EXERCISE: Scan the material below and copy every line holding the word "this".

INPUT:
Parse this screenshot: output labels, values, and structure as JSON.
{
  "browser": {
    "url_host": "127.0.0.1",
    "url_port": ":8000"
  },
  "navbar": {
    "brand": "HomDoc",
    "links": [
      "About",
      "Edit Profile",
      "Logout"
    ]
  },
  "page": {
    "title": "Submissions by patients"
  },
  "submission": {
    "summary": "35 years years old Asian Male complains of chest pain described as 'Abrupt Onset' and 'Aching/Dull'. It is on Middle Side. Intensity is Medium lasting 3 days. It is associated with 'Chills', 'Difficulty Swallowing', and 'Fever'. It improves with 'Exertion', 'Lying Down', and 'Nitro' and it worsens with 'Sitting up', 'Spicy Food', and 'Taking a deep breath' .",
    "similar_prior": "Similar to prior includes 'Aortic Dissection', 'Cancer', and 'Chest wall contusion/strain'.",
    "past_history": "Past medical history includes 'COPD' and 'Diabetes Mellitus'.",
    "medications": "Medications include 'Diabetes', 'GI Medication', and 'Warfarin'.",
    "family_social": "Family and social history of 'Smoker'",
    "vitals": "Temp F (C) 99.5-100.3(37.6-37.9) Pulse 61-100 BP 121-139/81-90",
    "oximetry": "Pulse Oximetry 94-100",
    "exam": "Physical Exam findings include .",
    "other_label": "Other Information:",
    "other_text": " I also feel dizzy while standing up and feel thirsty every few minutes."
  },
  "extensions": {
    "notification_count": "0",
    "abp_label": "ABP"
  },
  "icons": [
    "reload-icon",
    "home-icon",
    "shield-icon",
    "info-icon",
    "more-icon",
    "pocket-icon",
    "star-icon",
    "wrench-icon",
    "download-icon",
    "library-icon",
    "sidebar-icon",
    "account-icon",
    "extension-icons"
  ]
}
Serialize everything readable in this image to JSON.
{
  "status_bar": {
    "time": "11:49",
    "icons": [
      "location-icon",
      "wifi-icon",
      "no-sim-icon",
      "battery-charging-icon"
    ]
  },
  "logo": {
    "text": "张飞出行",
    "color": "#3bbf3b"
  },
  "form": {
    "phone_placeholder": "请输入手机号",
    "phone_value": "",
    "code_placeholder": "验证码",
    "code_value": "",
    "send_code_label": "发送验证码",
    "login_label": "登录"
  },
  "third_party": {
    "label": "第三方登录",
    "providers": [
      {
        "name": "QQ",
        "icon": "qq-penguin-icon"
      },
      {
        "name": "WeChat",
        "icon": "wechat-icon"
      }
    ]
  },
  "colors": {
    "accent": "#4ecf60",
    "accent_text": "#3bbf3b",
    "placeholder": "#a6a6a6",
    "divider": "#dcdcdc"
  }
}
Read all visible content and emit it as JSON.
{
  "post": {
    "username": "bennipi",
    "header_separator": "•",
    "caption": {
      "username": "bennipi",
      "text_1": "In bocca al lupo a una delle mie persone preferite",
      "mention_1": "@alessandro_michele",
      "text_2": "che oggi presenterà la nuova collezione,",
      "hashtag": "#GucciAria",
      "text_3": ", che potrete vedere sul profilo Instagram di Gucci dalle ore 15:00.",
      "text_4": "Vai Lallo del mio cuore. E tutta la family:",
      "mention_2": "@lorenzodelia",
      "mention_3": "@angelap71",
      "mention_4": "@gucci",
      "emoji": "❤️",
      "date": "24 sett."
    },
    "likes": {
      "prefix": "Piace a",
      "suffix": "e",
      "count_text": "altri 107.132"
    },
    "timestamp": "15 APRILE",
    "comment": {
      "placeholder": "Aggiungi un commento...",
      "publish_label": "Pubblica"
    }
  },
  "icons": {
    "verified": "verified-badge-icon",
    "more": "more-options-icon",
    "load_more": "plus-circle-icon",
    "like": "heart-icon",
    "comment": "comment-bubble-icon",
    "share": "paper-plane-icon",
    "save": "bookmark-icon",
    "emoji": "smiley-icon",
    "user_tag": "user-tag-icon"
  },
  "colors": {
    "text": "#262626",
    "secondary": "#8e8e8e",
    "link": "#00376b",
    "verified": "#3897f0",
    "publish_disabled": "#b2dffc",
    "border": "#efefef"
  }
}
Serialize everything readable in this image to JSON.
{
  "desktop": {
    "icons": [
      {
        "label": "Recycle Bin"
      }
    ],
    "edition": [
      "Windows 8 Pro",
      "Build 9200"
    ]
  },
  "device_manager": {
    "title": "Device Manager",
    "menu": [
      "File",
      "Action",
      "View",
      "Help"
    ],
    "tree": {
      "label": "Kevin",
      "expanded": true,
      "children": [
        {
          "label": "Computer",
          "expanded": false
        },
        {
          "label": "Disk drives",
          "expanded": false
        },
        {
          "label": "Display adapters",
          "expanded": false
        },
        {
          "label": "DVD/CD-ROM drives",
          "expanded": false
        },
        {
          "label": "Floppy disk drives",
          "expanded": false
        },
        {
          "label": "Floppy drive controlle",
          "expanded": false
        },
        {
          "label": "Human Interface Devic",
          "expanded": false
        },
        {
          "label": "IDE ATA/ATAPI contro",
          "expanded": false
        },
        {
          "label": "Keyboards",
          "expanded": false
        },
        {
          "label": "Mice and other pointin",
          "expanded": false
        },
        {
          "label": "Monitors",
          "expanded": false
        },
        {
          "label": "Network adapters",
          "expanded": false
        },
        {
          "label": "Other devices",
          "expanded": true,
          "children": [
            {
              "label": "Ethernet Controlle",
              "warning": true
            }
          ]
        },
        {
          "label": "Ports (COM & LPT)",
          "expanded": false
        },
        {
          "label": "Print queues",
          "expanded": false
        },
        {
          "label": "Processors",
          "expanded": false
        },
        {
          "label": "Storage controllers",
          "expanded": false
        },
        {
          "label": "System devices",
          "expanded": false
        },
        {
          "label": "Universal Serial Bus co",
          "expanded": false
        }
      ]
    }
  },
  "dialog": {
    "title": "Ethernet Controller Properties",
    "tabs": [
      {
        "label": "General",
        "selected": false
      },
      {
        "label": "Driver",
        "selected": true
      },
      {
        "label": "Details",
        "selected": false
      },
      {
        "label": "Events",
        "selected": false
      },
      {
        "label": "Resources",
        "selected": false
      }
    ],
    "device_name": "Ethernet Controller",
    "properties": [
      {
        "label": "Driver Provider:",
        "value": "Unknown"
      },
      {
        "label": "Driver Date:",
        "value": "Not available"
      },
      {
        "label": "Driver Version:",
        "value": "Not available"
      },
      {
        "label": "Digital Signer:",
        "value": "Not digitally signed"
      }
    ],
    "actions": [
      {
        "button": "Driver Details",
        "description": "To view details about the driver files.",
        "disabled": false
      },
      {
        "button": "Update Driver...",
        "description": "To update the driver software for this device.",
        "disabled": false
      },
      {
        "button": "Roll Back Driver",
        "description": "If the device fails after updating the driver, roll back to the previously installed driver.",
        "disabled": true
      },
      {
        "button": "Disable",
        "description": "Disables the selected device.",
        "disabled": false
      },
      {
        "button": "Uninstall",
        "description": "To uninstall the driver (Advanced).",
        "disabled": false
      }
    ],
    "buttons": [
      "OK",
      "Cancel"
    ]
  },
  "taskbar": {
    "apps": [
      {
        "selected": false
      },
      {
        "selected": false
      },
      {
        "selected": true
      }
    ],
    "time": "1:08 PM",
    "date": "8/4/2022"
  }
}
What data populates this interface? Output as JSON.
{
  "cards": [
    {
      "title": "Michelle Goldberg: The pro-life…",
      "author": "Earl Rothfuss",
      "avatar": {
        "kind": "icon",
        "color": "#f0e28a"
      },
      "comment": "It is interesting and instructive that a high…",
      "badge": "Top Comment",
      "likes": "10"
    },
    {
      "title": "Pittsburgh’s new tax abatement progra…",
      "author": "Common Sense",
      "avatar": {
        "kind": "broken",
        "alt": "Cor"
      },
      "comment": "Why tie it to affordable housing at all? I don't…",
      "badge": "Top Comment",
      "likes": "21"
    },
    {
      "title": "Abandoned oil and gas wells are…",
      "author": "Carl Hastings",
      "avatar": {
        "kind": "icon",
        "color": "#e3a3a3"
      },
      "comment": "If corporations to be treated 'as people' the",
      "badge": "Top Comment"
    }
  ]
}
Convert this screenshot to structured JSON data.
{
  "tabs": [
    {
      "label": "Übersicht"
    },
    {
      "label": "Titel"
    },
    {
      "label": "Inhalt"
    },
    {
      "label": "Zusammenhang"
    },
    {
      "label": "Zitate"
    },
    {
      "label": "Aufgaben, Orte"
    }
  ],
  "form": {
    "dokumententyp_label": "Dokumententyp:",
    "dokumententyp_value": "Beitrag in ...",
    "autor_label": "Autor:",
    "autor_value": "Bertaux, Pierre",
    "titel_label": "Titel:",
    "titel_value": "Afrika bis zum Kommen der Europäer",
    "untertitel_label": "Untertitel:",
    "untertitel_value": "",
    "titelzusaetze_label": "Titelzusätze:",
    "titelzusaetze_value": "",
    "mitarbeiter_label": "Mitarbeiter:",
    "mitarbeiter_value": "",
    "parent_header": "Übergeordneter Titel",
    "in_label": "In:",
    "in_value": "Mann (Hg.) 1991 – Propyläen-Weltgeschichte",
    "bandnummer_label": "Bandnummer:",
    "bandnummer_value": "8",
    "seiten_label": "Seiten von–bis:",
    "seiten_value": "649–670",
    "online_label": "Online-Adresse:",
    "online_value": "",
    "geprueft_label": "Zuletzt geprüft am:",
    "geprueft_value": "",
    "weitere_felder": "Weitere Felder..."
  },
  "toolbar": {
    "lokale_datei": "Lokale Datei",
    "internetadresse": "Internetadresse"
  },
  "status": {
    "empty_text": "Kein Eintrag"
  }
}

WRITTEN SOLUTION:
Parse this screenshot: output labels, values, and structure as JSON.
Serialize everything readable in this image to JSON.
Serialize everything readable in this image to JSON.
        "description": "To update the driver software for this device.",
What data populates this interface? Output as JSON.
Convert this screenshot to structured JSON data.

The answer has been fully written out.